Post and Trauma: The Use of Social Media by Sexual Assault Victims
In the last few years social media has created supportive spaces in which sexual assault victims can share their testimonies and describe the ongoing impacts of sexual violence on their lives. Victims who turn online have access to advice, information, and narratives offered by others in similar situations and instill the sense that they are not alone. These online forums sustain statements of victimization and render such claims intelligible and meaningful even when they breach social, professional, and legal norms. Thus, online forums operate not only as healing spaces for those who have experienced sexual violence, but also host critical discourse of the criminal justice system. Through online activities, victims can circumvent or complement the classical gatekeepers of public discourse, such as judges and journalists.

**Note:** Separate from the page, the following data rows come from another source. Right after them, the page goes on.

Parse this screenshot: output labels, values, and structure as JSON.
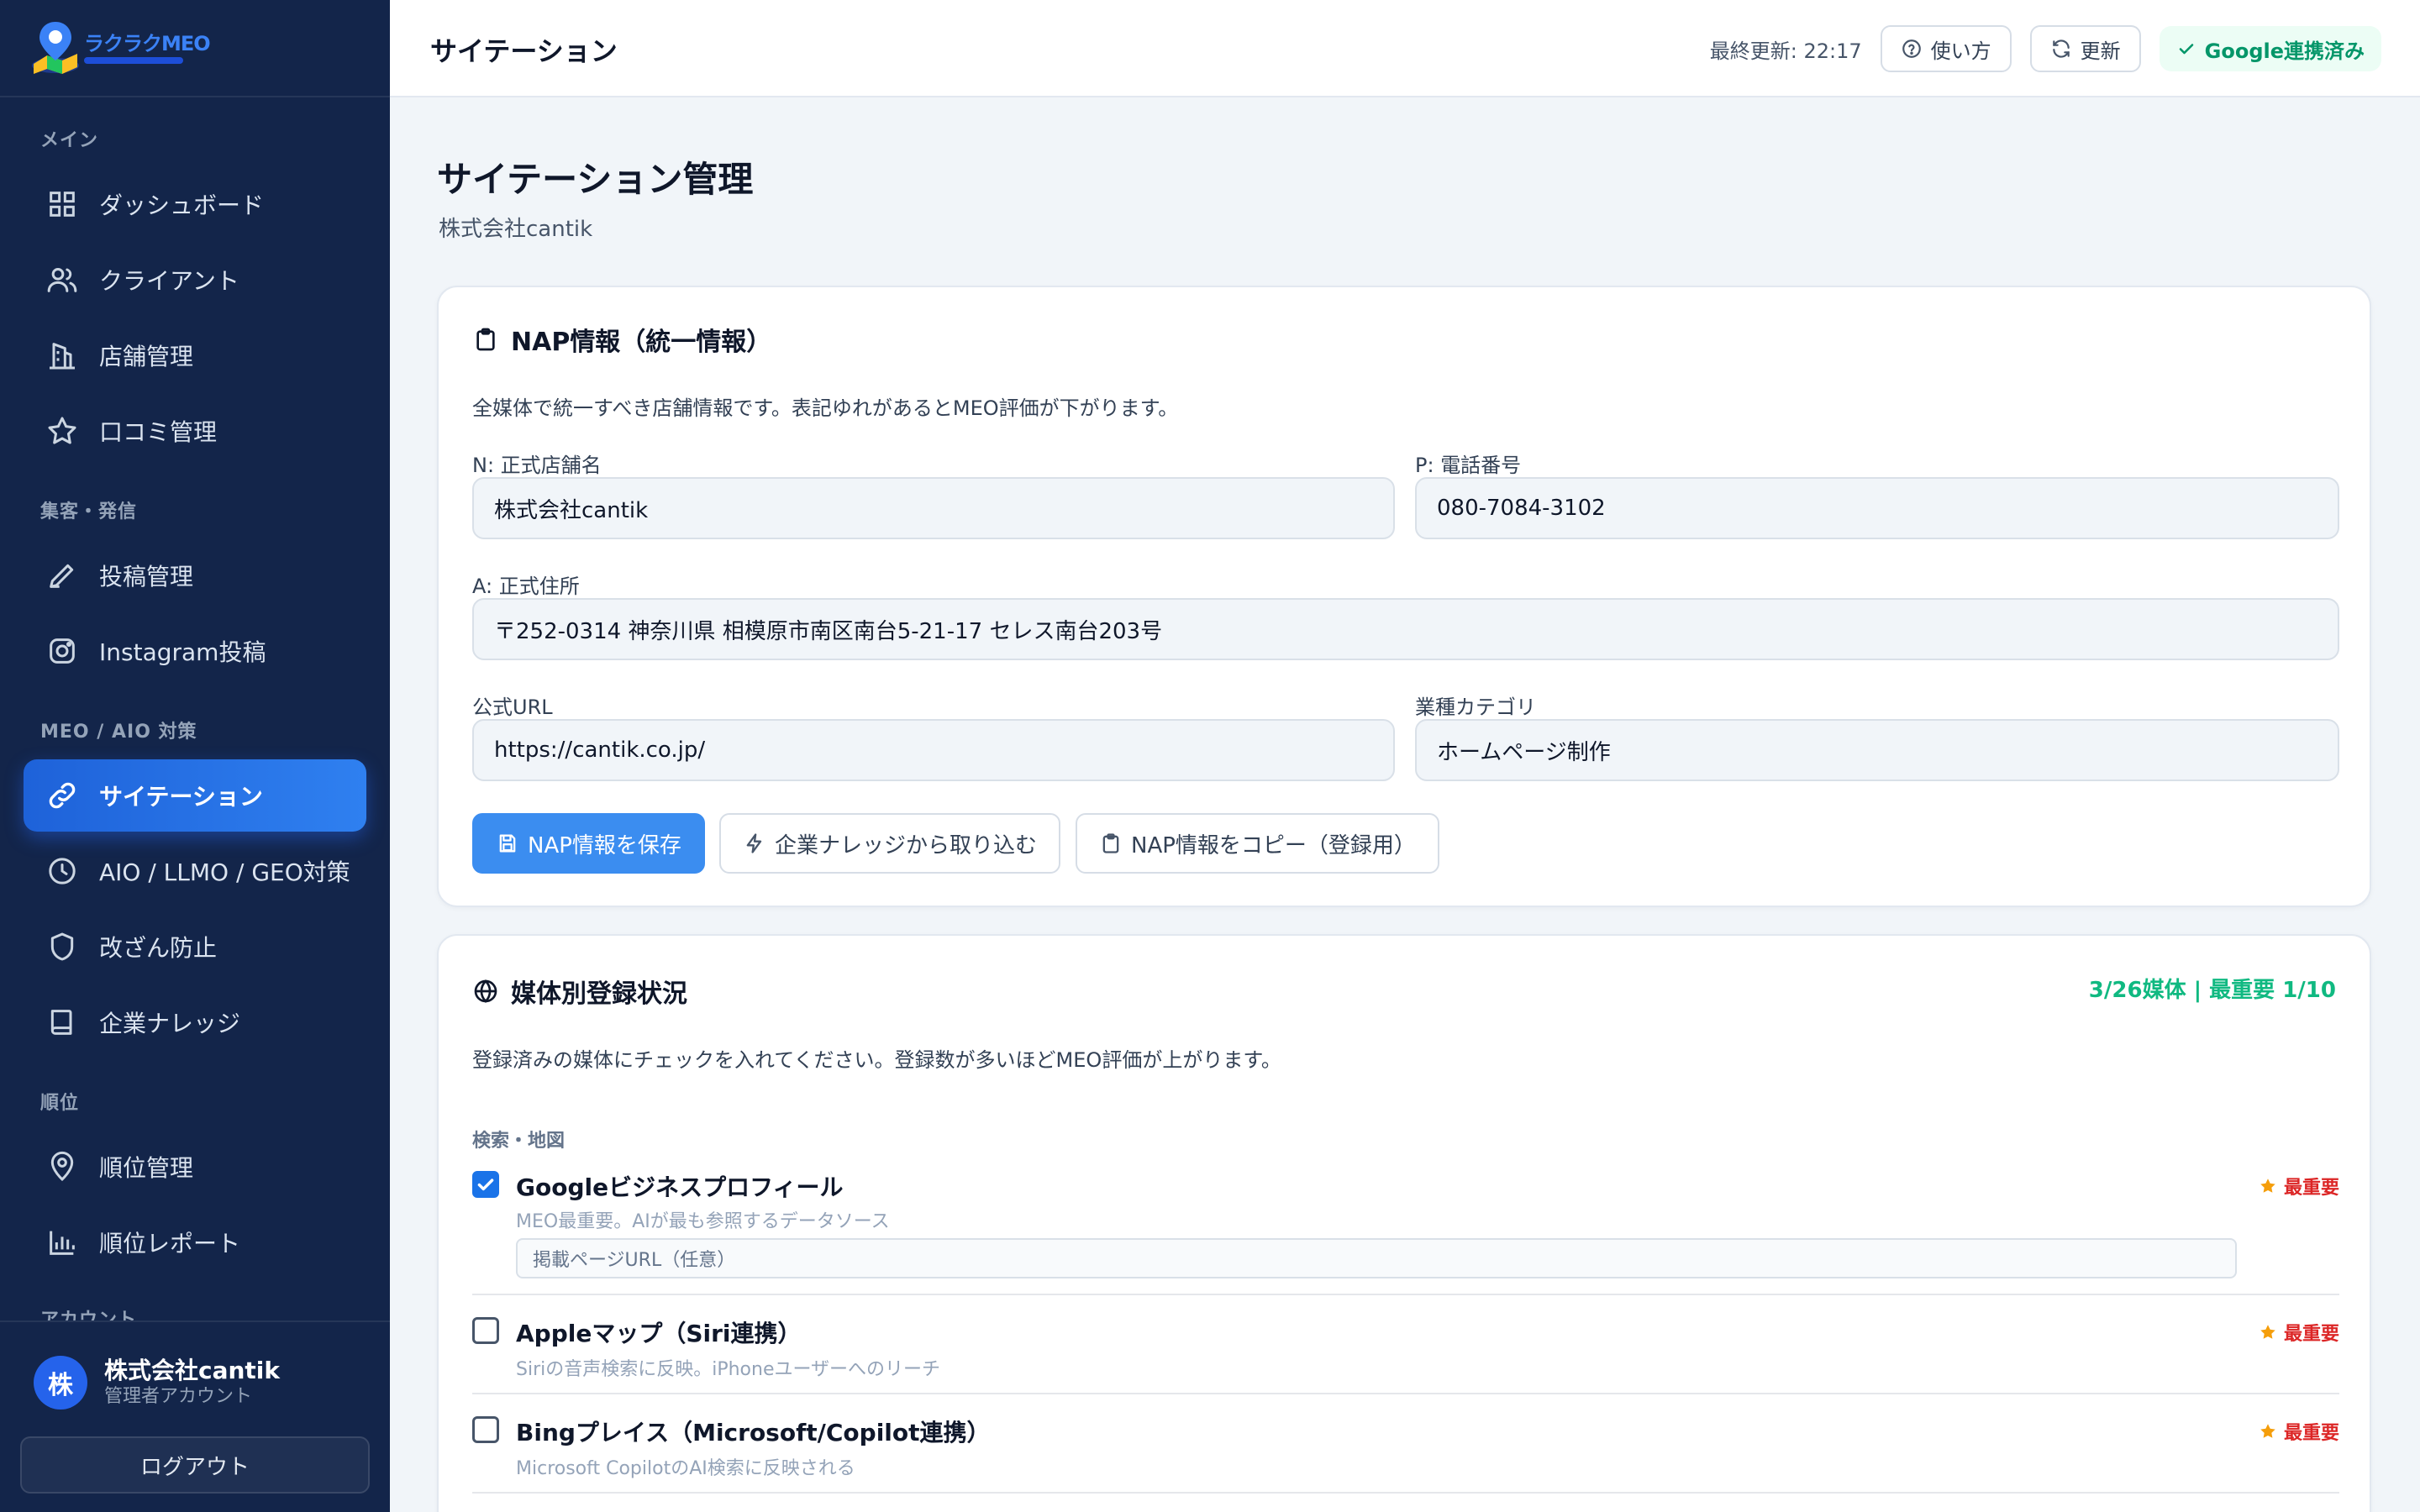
{
  "app": {
    "logo_text": "ラクラクMEO"
  },
  "sidebar": {
    "sections": [
      {
        "label": "メイン"
      },
      {
        "label": "集客・発信"
      },
      {
        "label": "MEO / AIO 対策"
      },
      {
        "label": "順位"
      },
      {
        "label": "アカウント"
      }
    ],
    "items": [
      {
        "label": "ダッシュボード",
        "icon": "grid-icon"
      },
      {
        "label": "クライアント",
        "icon": "users-icon"
      },
      {
        "label": "店舗管理",
        "icon": "store-icon"
      },
      {
        "label": "口コミ管理",
        "icon": "star-icon"
      },
      {
        "label": "投稿管理",
        "icon": "pencil-icon"
      },
      {
        "label": "Instagram投稿",
        "icon": "instagram-icon"
      },
      {
        "label": "サイテーション",
        "icon": "link-icon",
        "active": true
      },
      {
        "label": "AIO / LLMO / GEO対策",
        "icon": "clock-icon"
      },
      {
        "label": "改ざん防止",
        "icon": "shield-icon"
      },
      {
        "label": "企業ナレッジ",
        "icon": "book-icon"
      },
      {
        "label": "順位管理",
        "icon": "map-pin-icon"
      },
      {
        "label": "順位レポート",
        "icon": "bar-chart-icon"
      }
    ],
    "user": {
      "avatar": "株",
      "name": "株式会社cantik",
      "role": "管理者アカウント"
    },
    "logout_label": "ログアウト"
  },
  "topbar": {
    "title": "サイテーション",
    "updated": "最終更新: 22:17",
    "help_label": "使い方",
    "refresh_label": "更新",
    "google_badge": "Google連携済み"
  },
  "page": {
    "title": "サイテーション管理",
    "subtitle": "株式会社cantik"
  },
  "nap": {
    "title": "NAP情報（統一情報）",
    "description": "全媒体で統一すべき店舗情報です。表記ゆれがあるとMEO評価が下がります。",
    "fields": {
      "name": {
        "label": "N: 正式店舗名",
        "value": "株式会社cantik"
      },
      "phone": {
        "label": "P: 電話番号",
        "value": "080-7084-3102"
      },
      "address": {
        "label": "A: 正式住所",
        "value": "〒252-0314 神奈川県 相模原市南区南台5-21-17 セレス南台203号"
      },
      "url": {
        "label": "公式URL",
        "value": "https://cantik.co.jp/"
      },
      "category": {
        "label": "業種カテゴリ",
        "value": "ホームページ制作"
      }
    },
    "buttons": {
      "save": "NAP情報を保存",
      "import": "企業ナレッジから取り込む",
      "copy": "NAP情報をコピー（登録用）"
    }
  },
  "media": {
    "title": "媒体別登録状況",
    "count": "3/26媒体 | 最重要 1/10",
    "description": "登録済みの媒体にチェックを入れてください。登録数が多いほどMEO評価が上がります。",
    "group": "検索・地図",
    "items": [
      {
        "name": "Googleビジネスプロフィール",
        "desc": "MEO最重要。AIが最も参照するデータソース",
        "priority": "最重要",
        "checked": true,
        "url_placeholder": "掲載ページURL（任意）"
      },
      {
        "name": "Appleマップ（Siri連携）",
        "desc": "Siriの音声検索に反映。iPhoneユーザーへのリーチ",
        "priority": "最重要",
        "checked": false
      },
      {
        "name": "Bingプレイス（Microsoft/Copilot連携）",
        "desc": "Microsoft CopilotのAI検索に反映される",
        "priority": "最重要",
        "checked": false
      }
    ]
  },
  "colors": {
    "sidebar_bg": "#13254a",
    "accent": "#2563eb",
    "success": "#10b981",
    "priority": "#dc2626"
  }
}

This study, one of a few in an unplowed research field, aims to identify the functions that social media plays for sexual assault victims and their attitude towards this new platform vis-a-vis the formal criminal justice system as well as traditional media. The study particularly seeks to address the following questions: What is the typology of victims who are engaged in online groups? What are their motivations, needs and expectations from both the social and traditional media? What is the focus of their critique of the criminal justice system? Which of their subjective needs are being catered to by the criminal justice system, and which by social media? What role – substitute or complement – social media plays in relation to the roles of the criminal justice system and the traditional media? The study is based on over 500 responses to online surveys which we have recently circulated on Facebook pages of sexual assault victims and of communities of interest in Israel, and on in-depth interviews we have conducted with 20 sexual assault victims who have published their testimonies on Facebook.
In this talk we will present the initial empirical findings and discuss our preliminary conclusions.
Dr. Hadar Dancig-Rosenberg is an associate professor at the Bar-Ilan University Faculty of Law (Israel) and a visiting scholar at the Center for the Study of Law and Society and the Institute for Jewish Law and Israel Studies, UC Berkeley (2016-2017). Prior to her graduate studies Hadar served as a law clerk to the Israeli state attorney. Before joining Bar-Ilan she was the academic director of the Hebrew University of Jerusalem legal aid clinic for sexual assault victims. She is a member of the Israeli justice minister’s advisory committee to formulate measures to protect the public against cyberbullying and to fight the phenomenon of shaming on social media. Hadar is also a member of the Minister of Justice Advisory Committee on Criminal Procedure and Evidence Law. Her fields of interest include criminal law and procedure, non-adversarial criminal justice, and the interface between criminal law and gender theories.
Dr. Anat Peleg is a lecturer in the Faculty of Law and director of the Center for the Study of Law and the Media at Bar Ilan University (Israel). She also teaches courses in the school of law and school of communications in Tel-Aviv University. Anat served as the senior legal reporter of the National Israeli Radio for 17 years. She is a member of the Israeli justice minister’s advisory committee to formulate measures to protect the public against cyberbullying and to fight the phenomenon of shaming on social media. She is also a member of an academic advising committee to the Chief of the Israeli Police, and of the executive body of the Israeli Press Council. Her main research interest is the media effects on the legal community and on the judicial process.